At the beginning of this year, we wrote a post speculating on some of the trends we’ll be seeing throughout 2019. One of them was growing scrutiny over tech giants, and steps to fill a regulation and ethical vacuum where until now, firms in the likes of Facebook and Apple have been largely free to set their own rules and boundaries.
The wild west of the tech world was in part created by the dazzling advances and products pumped out by companies which muted concerns over their potential side effects and abuses, and also in part because the laws which regulated privacy, content distribution, and competition were mostly written in a time when the modern tech firm did not exist in the form it does today.
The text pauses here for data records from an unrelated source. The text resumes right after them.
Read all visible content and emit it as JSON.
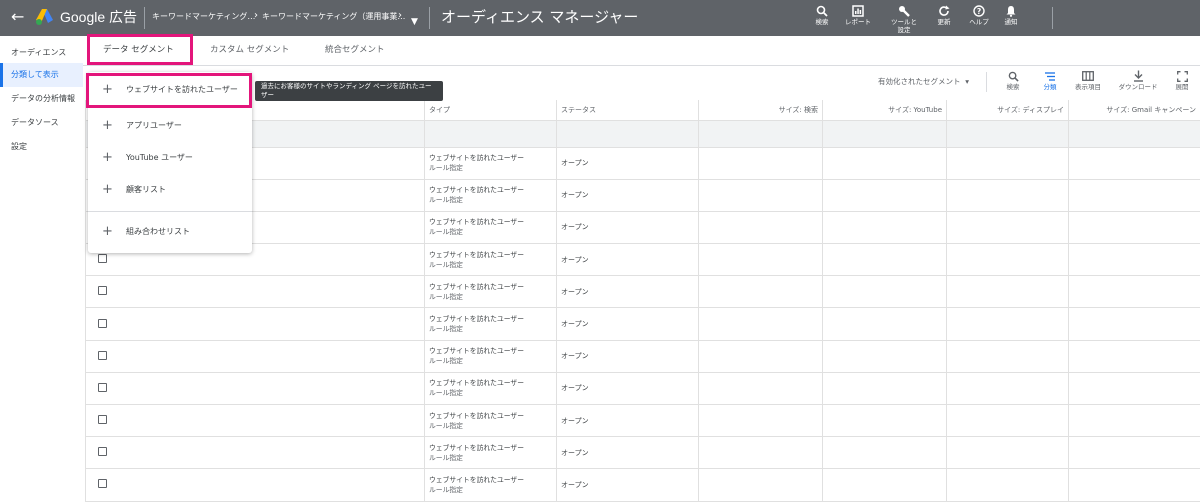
{
  "topbar": {
    "brand": "Google 広告",
    "breadcrumb1": "キーワードマーケティング…",
    "breadcrumb2": "キーワードマーケティング（運用事業…",
    "page_title": "オーディエンス マネージャー",
    "tools": [
      {
        "label": "検索",
        "icon": "search-icon"
      },
      {
        "label": "レポート",
        "icon": "report-icon"
      },
      {
        "label": "ツールと\n設定",
        "icon": "wrench-icon"
      },
      {
        "label": "更新",
        "icon": "refresh-icon"
      },
      {
        "label": "ヘルプ",
        "icon": "help-icon"
      },
      {
        "label": "通知",
        "icon": "bell-icon"
      }
    ]
  },
  "leftnav": {
    "items": [
      "オーディエンス",
      "分類して表示",
      "データの分析情報",
      "データソース",
      "設定"
    ],
    "active_index": 1
  },
  "tabs": [
    "データ セグメント",
    "カスタム セグメント",
    "統合セグメント"
  ],
  "toolbar": {
    "segment_filter": "有効化されたセグメント",
    "icons": [
      {
        "label": "検索",
        "icon": "search-icon"
      },
      {
        "label": "分類",
        "icon": "segment-icon"
      },
      {
        "label": "表示項目",
        "icon": "columns-icon"
      },
      {
        "label": "ダウンロード",
        "icon": "download-icon"
      },
      {
        "label": "展開",
        "icon": "fullscreen-icon"
      }
    ]
  },
  "menu": {
    "items": [
      "ウェブサイトを訪れたユーザー",
      "アプリユーザー",
      "YouTube ユーザー",
      "顧客リスト",
      "組み合わせリスト"
    ],
    "tooltip": "過去にお客様のサイトやランディング ページを訪れたユーザー"
  },
  "table": {
    "headers": [
      "",
      "タイプ",
      "ステータス",
      "サイズ: 検索",
      "サイズ: YouTube",
      "サイズ: ディスプレイ",
      "サイズ: Gmail キャンペーン"
    ],
    "rows": [
      {
        "type": "ウェブサイトを訪れたユーザー",
        "type_sub": "ルール指定",
        "status": "オープン",
        "checkbox": false
      },
      {
        "type": "ウェブサイトを訪れたユーザー",
        "type_sub": "ルール指定",
        "status": "オープン",
        "checkbox": false
      },
      {
        "type": "ウェブサイトを訪れたユーザー",
        "type_sub": "ルール指定",
        "status": "オープン",
        "checkbox": false
      },
      {
        "type": "ウェブサイトを訪れたユーザー",
        "type_sub": "ルール指定",
        "status": "オープン",
        "checkbox": true
      },
      {
        "type": "ウェブサイトを訪れたユーザー",
        "type_sub": "ルール指定",
        "status": "オープン",
        "checkbox": true
      },
      {
        "type": "ウェブサイトを訪れたユーザー",
        "type_sub": "ルール指定",
        "status": "オープン",
        "checkbox": true
      },
      {
        "type": "ウェブサイトを訪れたユーザー",
        "type_sub": "ルール指定",
        "status": "オープン",
        "checkbox": true
      },
      {
        "type": "ウェブサイトを訪れたユーザー",
        "type_sub": "ルール指定",
        "status": "オープン",
        "checkbox": true
      },
      {
        "type": "ウェブサイトを訪れたユーザー",
        "type_sub": "ルール指定",
        "status": "オープン",
        "checkbox": true
      },
      {
        "type": "ウェブサイトを訪れたユーザー",
        "type_sub": "ルール指定",
        "status": "オープン",
        "checkbox": true
      },
      {
        "type": "ウェブサイトを訪れたユーザー",
        "type_sub": "ルール指定",
        "status": "オープン",
        "checkbox": true
      }
    ]
  },
  "colors": {
    "highlight": "#e3157b",
    "accent": "#1a73e8",
    "topbar": "#5f6368"
  }
}
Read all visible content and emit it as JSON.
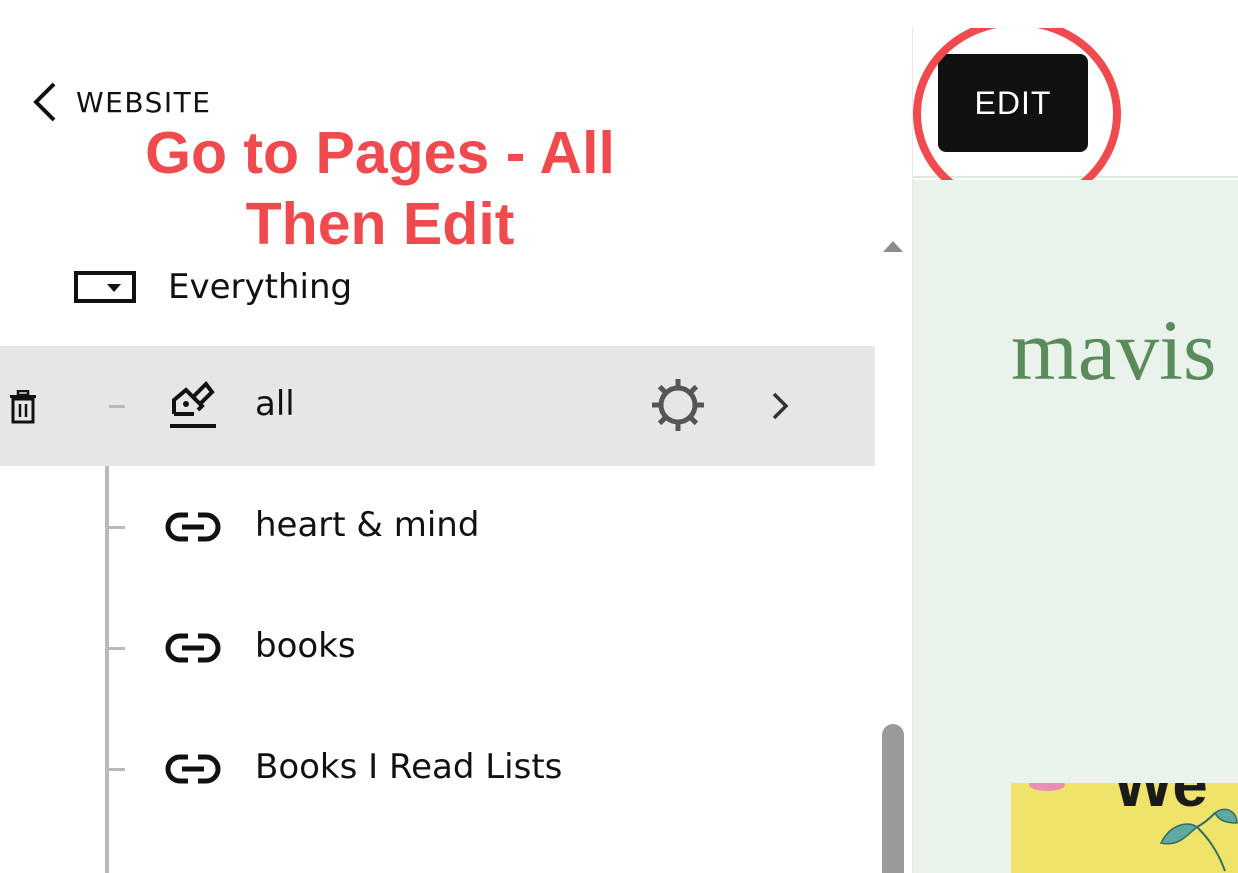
{
  "nav": {
    "back_label": "WEBSITE"
  },
  "annotation": {
    "line1": "Go to Pages - All",
    "line2": "Then Edit"
  },
  "collection": {
    "label": "Everything"
  },
  "pages": [
    {
      "label": "all",
      "icon": "blog-edit-icon",
      "selected": true
    },
    {
      "label": "heart & mind",
      "icon": "link-icon"
    },
    {
      "label": "books",
      "icon": "link-icon"
    },
    {
      "label": "Books I Read Lists",
      "icon": "link-icon"
    }
  ],
  "preview": {
    "edit_label": "EDIT",
    "site_title": "mavis",
    "book_text": "We"
  },
  "colors": {
    "annotation": "#ef4b4f",
    "selected_row": "#e6e6e6",
    "site_background": "#e9f3ec",
    "site_title": "#5a8b5c",
    "edit_button": "#111111"
  }
}
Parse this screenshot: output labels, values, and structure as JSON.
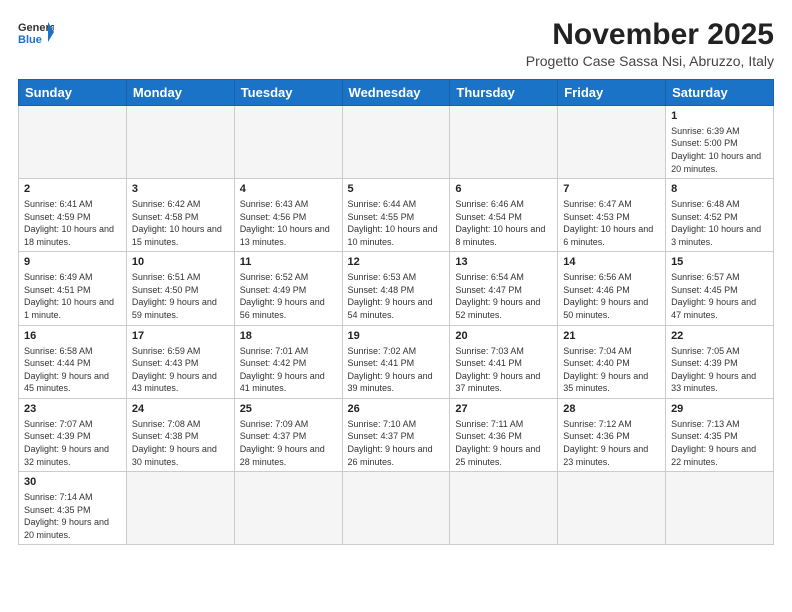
{
  "logo": {
    "general": "General",
    "blue": "Blue"
  },
  "header": {
    "title": "November 2025",
    "subtitle": "Progetto Case Sassa Nsi, Abruzzo, Italy"
  },
  "days_of_week": [
    "Sunday",
    "Monday",
    "Tuesday",
    "Wednesday",
    "Thursday",
    "Friday",
    "Saturday"
  ],
  "weeks": [
    [
      {
        "day": "",
        "info": ""
      },
      {
        "day": "",
        "info": ""
      },
      {
        "day": "",
        "info": ""
      },
      {
        "day": "",
        "info": ""
      },
      {
        "day": "",
        "info": ""
      },
      {
        "day": "",
        "info": ""
      },
      {
        "day": "1",
        "info": "Sunrise: 6:39 AM\nSunset: 5:00 PM\nDaylight: 10 hours and 20 minutes."
      }
    ],
    [
      {
        "day": "2",
        "info": "Sunrise: 6:41 AM\nSunset: 4:59 PM\nDaylight: 10 hours and 18 minutes."
      },
      {
        "day": "3",
        "info": "Sunrise: 6:42 AM\nSunset: 4:58 PM\nDaylight: 10 hours and 15 minutes."
      },
      {
        "day": "4",
        "info": "Sunrise: 6:43 AM\nSunset: 4:56 PM\nDaylight: 10 hours and 13 minutes."
      },
      {
        "day": "5",
        "info": "Sunrise: 6:44 AM\nSunset: 4:55 PM\nDaylight: 10 hours and 10 minutes."
      },
      {
        "day": "6",
        "info": "Sunrise: 6:46 AM\nSunset: 4:54 PM\nDaylight: 10 hours and 8 minutes."
      },
      {
        "day": "7",
        "info": "Sunrise: 6:47 AM\nSunset: 4:53 PM\nDaylight: 10 hours and 6 minutes."
      },
      {
        "day": "8",
        "info": "Sunrise: 6:48 AM\nSunset: 4:52 PM\nDaylight: 10 hours and 3 minutes."
      }
    ],
    [
      {
        "day": "9",
        "info": "Sunrise: 6:49 AM\nSunset: 4:51 PM\nDaylight: 10 hours and 1 minute."
      },
      {
        "day": "10",
        "info": "Sunrise: 6:51 AM\nSunset: 4:50 PM\nDaylight: 9 hours and 59 minutes."
      },
      {
        "day": "11",
        "info": "Sunrise: 6:52 AM\nSunset: 4:49 PM\nDaylight: 9 hours and 56 minutes."
      },
      {
        "day": "12",
        "info": "Sunrise: 6:53 AM\nSunset: 4:48 PM\nDaylight: 9 hours and 54 minutes."
      },
      {
        "day": "13",
        "info": "Sunrise: 6:54 AM\nSunset: 4:47 PM\nDaylight: 9 hours and 52 minutes."
      },
      {
        "day": "14",
        "info": "Sunrise: 6:56 AM\nSunset: 4:46 PM\nDaylight: 9 hours and 50 minutes."
      },
      {
        "day": "15",
        "info": "Sunrise: 6:57 AM\nSunset: 4:45 PM\nDaylight: 9 hours and 47 minutes."
      }
    ],
    [
      {
        "day": "16",
        "info": "Sunrise: 6:58 AM\nSunset: 4:44 PM\nDaylight: 9 hours and 45 minutes."
      },
      {
        "day": "17",
        "info": "Sunrise: 6:59 AM\nSunset: 4:43 PM\nDaylight: 9 hours and 43 minutes."
      },
      {
        "day": "18",
        "info": "Sunrise: 7:01 AM\nSunset: 4:42 PM\nDaylight: 9 hours and 41 minutes."
      },
      {
        "day": "19",
        "info": "Sunrise: 7:02 AM\nSunset: 4:41 PM\nDaylight: 9 hours and 39 minutes."
      },
      {
        "day": "20",
        "info": "Sunrise: 7:03 AM\nSunset: 4:41 PM\nDaylight: 9 hours and 37 minutes."
      },
      {
        "day": "21",
        "info": "Sunrise: 7:04 AM\nSunset: 4:40 PM\nDaylight: 9 hours and 35 minutes."
      },
      {
        "day": "22",
        "info": "Sunrise: 7:05 AM\nSunset: 4:39 PM\nDaylight: 9 hours and 33 minutes."
      }
    ],
    [
      {
        "day": "23",
        "info": "Sunrise: 7:07 AM\nSunset: 4:39 PM\nDaylight: 9 hours and 32 minutes."
      },
      {
        "day": "24",
        "info": "Sunrise: 7:08 AM\nSunset: 4:38 PM\nDaylight: 9 hours and 30 minutes."
      },
      {
        "day": "25",
        "info": "Sunrise: 7:09 AM\nSunset: 4:37 PM\nDaylight: 9 hours and 28 minutes."
      },
      {
        "day": "26",
        "info": "Sunrise: 7:10 AM\nSunset: 4:37 PM\nDaylight: 9 hours and 26 minutes."
      },
      {
        "day": "27",
        "info": "Sunrise: 7:11 AM\nSunset: 4:36 PM\nDaylight: 9 hours and 25 minutes."
      },
      {
        "day": "28",
        "info": "Sunrise: 7:12 AM\nSunset: 4:36 PM\nDaylight: 9 hours and 23 minutes."
      },
      {
        "day": "29",
        "info": "Sunrise: 7:13 AM\nSunset: 4:35 PM\nDaylight: 9 hours and 22 minutes."
      }
    ],
    [
      {
        "day": "30",
        "info": "Sunrise: 7:14 AM\nSunset: 4:35 PM\nDaylight: 9 hours and 20 minutes."
      },
      {
        "day": "",
        "info": ""
      },
      {
        "day": "",
        "info": ""
      },
      {
        "day": "",
        "info": ""
      },
      {
        "day": "",
        "info": ""
      },
      {
        "day": "",
        "info": ""
      },
      {
        "day": "",
        "info": ""
      }
    ]
  ]
}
Over this year, the EU fined Google some €1.49bn for anticompetitive behaviors, bringing total penalties to over €8bn. In addition, Margrethe Vestager, the head of competition policy in Europe, is now in the “advanced stages” of a preliminary look into Amazon’s use of data to see whether it is being anticompetitive in pushing Amazon-made products to users, which of course could lead to a formal investigation. Meanwhile, the EU also approved proposals to force social media firms to remove terrorist-related content within an hour or face fines of up to 4% of global turnover.
All this to say that the EU is more than curious about the impact of tech firms on competition and society.
Europe’s spats with big tech is fairly well known. What is interesting, however, is that the US, which has traditionally been happy to let their tech sector roam free, is also stepping up the oversight rhetoric.
In early June 2019, the House Judiciary Committee announced a “top-to-bottom” investigation into the technology industry, saying that the scope will touch upon privacy issues, competition, and tech’s impact on journalism (fake news anyone?).
The news comes amid reports that the Justice Department and the Federal Trade Commission are both taking steps towards potential probes of their own: with the DOJ looking into Apple and Google, and the FTC responsible for Amazon and Facebook.
While such probes may take years to materialize, if at all, these are undoubtedly the first steps of regulatory action.
These potential investigations are ostensibly focused on the corporate strategies of huge tech firms and whether they constitute unfair barriers to competition, but the eventual reach could be industry-wide.
The extent and consequences of such investigations are unclear. Eventually, they could lead to new laws governing tech firms’ behavior, fines, or potential lawsuits to break up the companies to even the playing field.
What is clear, though, is that while lawmakers can be slow to react, the momentum of the regulatory juggernaut is hard to ignore once it starts rolling.
It may also signal a new attitude towards emerging technologies — and the firms which produce them. For all the fanfare over incredible developments that could disrupt, redefine, and enhance our lives and work, there is also a growing recognition that if left unchecked, they could also make things worse.